But Obama might face an even greater problem. While he certainly is not well-known to voters, neither is he an unfamiliar presence in the way Bush and Dukakis were when they were nominated. Over the past year, after all, he has become something of a media superstar and built a presence in the quarters of our culture inhabited by ordinary voters, not just political junkies — that is, people who may have paid virtually no attention to the candidates until much later in previous election cycles, but who have already seen a lot of Obama this year. For these voters, learning more about Obama will not only be disconcerting, it will be disillusioning, which is far worse. Obama's trouble is not only that people know little about him, but also that much of what they know is not true.

The candidate of hope, idealism, and unity will be hurt more than most candidates would be by the “revelation” that as a Democratic senator he voted with the Democrats just about all the time.
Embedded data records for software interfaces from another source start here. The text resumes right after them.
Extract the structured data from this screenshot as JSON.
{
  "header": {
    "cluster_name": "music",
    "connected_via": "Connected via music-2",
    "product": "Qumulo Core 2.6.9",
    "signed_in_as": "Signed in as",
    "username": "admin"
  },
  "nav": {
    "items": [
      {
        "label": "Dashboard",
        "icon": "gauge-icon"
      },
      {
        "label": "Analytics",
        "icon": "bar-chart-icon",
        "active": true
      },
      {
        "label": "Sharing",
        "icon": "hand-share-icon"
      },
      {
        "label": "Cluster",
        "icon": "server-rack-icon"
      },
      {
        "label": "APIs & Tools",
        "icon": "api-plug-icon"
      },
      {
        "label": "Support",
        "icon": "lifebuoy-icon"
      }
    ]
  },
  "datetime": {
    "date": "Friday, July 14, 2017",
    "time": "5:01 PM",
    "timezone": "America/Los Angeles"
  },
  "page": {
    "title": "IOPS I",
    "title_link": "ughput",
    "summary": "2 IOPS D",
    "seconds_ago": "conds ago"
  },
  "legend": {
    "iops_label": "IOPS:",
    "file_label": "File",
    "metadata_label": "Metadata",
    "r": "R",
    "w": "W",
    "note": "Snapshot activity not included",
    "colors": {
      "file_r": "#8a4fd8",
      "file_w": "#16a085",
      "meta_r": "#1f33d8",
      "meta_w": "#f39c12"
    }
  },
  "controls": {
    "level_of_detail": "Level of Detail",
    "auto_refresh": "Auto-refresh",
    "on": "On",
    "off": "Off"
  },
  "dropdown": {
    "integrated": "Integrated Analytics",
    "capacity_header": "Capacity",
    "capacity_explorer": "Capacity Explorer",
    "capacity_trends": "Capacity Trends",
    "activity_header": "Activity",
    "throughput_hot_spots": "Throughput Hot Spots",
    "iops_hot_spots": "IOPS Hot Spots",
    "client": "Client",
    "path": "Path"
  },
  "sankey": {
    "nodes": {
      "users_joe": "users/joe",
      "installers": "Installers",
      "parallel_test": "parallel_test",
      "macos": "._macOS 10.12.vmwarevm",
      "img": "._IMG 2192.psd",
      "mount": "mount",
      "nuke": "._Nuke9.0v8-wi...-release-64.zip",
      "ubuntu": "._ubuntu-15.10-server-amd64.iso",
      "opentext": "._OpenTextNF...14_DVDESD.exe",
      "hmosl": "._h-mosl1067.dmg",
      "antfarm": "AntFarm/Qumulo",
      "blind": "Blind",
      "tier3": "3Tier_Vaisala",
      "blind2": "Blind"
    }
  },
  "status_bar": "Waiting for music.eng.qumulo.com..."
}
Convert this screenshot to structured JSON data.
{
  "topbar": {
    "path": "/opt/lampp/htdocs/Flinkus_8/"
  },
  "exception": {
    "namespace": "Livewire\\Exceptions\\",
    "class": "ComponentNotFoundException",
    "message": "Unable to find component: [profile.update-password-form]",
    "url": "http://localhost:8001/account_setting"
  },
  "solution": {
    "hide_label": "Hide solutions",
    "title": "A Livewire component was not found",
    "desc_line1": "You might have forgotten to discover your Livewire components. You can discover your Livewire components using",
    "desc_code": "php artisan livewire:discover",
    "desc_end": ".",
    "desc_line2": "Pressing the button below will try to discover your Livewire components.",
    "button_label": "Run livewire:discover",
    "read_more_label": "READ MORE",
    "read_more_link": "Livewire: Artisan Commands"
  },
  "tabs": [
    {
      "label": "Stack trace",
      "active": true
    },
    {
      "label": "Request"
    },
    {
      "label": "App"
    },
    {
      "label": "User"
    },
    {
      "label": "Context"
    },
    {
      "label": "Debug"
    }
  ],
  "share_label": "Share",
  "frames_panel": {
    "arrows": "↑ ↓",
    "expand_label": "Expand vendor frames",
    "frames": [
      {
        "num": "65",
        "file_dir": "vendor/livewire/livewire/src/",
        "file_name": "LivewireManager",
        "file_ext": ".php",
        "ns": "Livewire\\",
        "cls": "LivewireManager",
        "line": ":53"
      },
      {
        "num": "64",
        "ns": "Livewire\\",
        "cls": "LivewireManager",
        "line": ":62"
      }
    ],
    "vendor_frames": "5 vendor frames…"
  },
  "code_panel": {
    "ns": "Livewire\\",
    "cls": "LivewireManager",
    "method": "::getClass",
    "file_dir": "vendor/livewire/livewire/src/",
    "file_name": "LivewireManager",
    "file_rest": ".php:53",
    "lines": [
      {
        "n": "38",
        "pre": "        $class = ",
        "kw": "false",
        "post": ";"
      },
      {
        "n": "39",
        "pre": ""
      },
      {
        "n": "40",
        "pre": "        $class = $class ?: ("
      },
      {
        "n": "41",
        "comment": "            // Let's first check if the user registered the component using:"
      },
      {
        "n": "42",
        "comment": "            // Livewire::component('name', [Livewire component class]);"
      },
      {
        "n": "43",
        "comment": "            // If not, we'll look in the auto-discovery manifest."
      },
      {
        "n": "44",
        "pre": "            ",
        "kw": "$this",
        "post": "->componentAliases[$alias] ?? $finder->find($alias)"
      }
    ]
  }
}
The candidate of getting beyond divisive issues will be damaged by details of what he has said about abortion, for instance. The candidate of a new kind of politics could look like a hypocrite as Americans learn more about his South Side connections. The candidate of post-racial America will have to do much more than simply say he had no idea his longtime pastor was an anti-American race baiter.

The “Obama-mania” of this past fall and winter was bound to be impossible to sustain, and we have already begun to see it lose its shine. It has, of course, helped Obama get within arm's reach of the Democratic nomination, and it will likely get him across the finish line. But in the general election, as the real Obama — for good and bad — comes to be better known, the heights he reached these last few months may well prove very costly. Obama will have a lot going for him, to be sure, and this remains a good year for the Democrats. But to the extent that both he and John McCain will introduce themselves to voters anew this summer and fall, Obama has much more to lose than McCain, and much less to gain.

In fact, McCain is in some respects in the opposite position. He will be hurt by some of what voters will learn about him; he will seem surprisingly old to people who haven't seen him much, for instance, and word of his temper will certainly get out. But what voters don't know about him is, on the whole, better for him than what they do know. Everyone has a sense that McCain comported himself with dignity as a prisoner of war, but the full extent and details of his story will deeply impress the American public. Everyone knows that he comes from a military family and believes in service, but when voters learn that he has two sons in harm's way in the military, they will think even better of him.

Obama's reintroduction will be much more difficult and risky. And for Democrats, the unknowns in that process must be the most frightening prospect. What further surprises lurk in Obama's little-known personal history? The last few weeks have made that question suddenly crucial.

— Yuval Levin is the Hertog fellow at the Ethics and Public Policy Center and senior editor of The New Atlantis magazine.

Comments are closed.



RELATED PUBLICATIONS